[Start of section]

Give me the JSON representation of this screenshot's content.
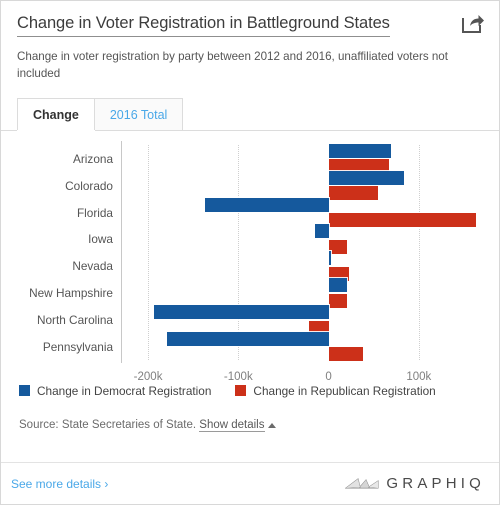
{
  "header": {
    "title": "Change in Voter Registration in Battleground States",
    "subtitle": "Change in voter registration by party between 2012 and 2016, unaffiliated voters not included",
    "share_icon": "share-icon"
  },
  "tabs": [
    {
      "label": "Change",
      "active": true
    },
    {
      "label": "2016 Total",
      "active": false
    }
  ],
  "legend": [
    {
      "label": "Change in Democrat Registration",
      "color": "#15599d"
    },
    {
      "label": "Change in Republican Registration",
      "color": "#cc3019"
    }
  ],
  "source": {
    "text": "Source: State Secretaries of State.",
    "details_link": "Show details",
    "caret": "caret-up-icon"
  },
  "footer": {
    "see_more": "See more details ›",
    "brand": "GRAPHIQ",
    "brand_mark": "graphiq-logo-icon"
  },
  "chart_data": {
    "type": "bar",
    "orientation": "horizontal",
    "title": "Change in Voter Registration in Battleground States",
    "subtitle": "Change in voter registration by party between 2012 and 2016, unaffiliated voters not included",
    "xlabel": "",
    "ylabel": "",
    "xlim": [
      -230000,
      180000
    ],
    "grid": true,
    "legend_position": "bottom",
    "xticks": [
      -200000,
      -100000,
      0,
      100000
    ],
    "xtick_labels": [
      "-200k",
      "-100k",
      "0",
      "100k"
    ],
    "categories": [
      "Arizona",
      "Colorado",
      "Florida",
      "Iowa",
      "Nevada",
      "New Hampshire",
      "North Carolina",
      "Pennsylvania"
    ],
    "series": [
      {
        "name": "Change in Democrat Registration",
        "color": "#15599d",
        "values": [
          69000,
          84000,
          -137000,
          -15000,
          3000,
          21000,
          -193000,
          -179000
        ]
      },
      {
        "name": "Change in Republican Registration",
        "color": "#cc3019",
        "values": [
          67000,
          55000,
          163000,
          20000,
          23000,
          20000,
          -22000,
          38000
        ]
      }
    ]
  }
}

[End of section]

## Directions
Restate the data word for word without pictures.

## Solution below
Give me the JSON representation of this screenshot's content.
{
  "header": {
    "title": "Change in Voter Registration in Battleground States",
    "subtitle": "Change in voter registration by party between 2012 and 2016, unaffiliated voters not included",
    "share_icon": "share-icon"
  },
  "tabs": [
    {
      "label": "Change",
      "active": true
    },
    {
      "label": "2016 Total",
      "active": false
    }
  ],
  "legend": [
    {
      "label": "Change in Democrat Registration",
      "color": "#15599d"
    },
    {
      "label": "Change in Republican Registration",
      "color": "#cc3019"
    }
  ],
  "source": {
    "text": "Source: State Secretaries of State.",
    "details_link": "Show details",
    "caret": "caret-up-icon"
  },
  "footer": {
    "see_more": "See more details ›",
    "brand": "GRAPHIQ",
    "brand_mark": "graphiq-logo-icon"
  },
  "chart_data": {
    "type": "bar",
    "orientation": "horizontal",
    "title": "Change in Voter Registration in Battleground States",
    "subtitle": "Change in voter registration by party between 2012 and 2016, unaffiliated voters not included",
    "xlabel": "",
    "ylabel": "",
    "xlim": [
      -230000,
      180000
    ],
    "grid": true,
    "legend_position": "bottom",
    "xticks": [
      -200000,
      -100000,
      0,
      100000
    ],
    "xtick_labels": [
      "-200k",
      "-100k",
      "0",
      "100k"
    ],
    "categories": [
      "Arizona",
      "Colorado",
      "Florida",
      "Iowa",
      "Nevada",
      "New Hampshire",
      "North Carolina",
      "Pennsylvania"
    ],
    "series": [
      {
        "name": "Change in Democrat Registration",
        "color": "#15599d",
        "values": [
          69000,
          84000,
          -137000,
          -15000,
          3000,
          21000,
          -193000,
          -179000
        ]
      },
      {
        "name": "Change in Republican Registration",
        "color": "#cc3019",
        "values": [
          67000,
          55000,
          163000,
          20000,
          23000,
          20000,
          -22000,
          38000
        ]
      }
    ]
  }
}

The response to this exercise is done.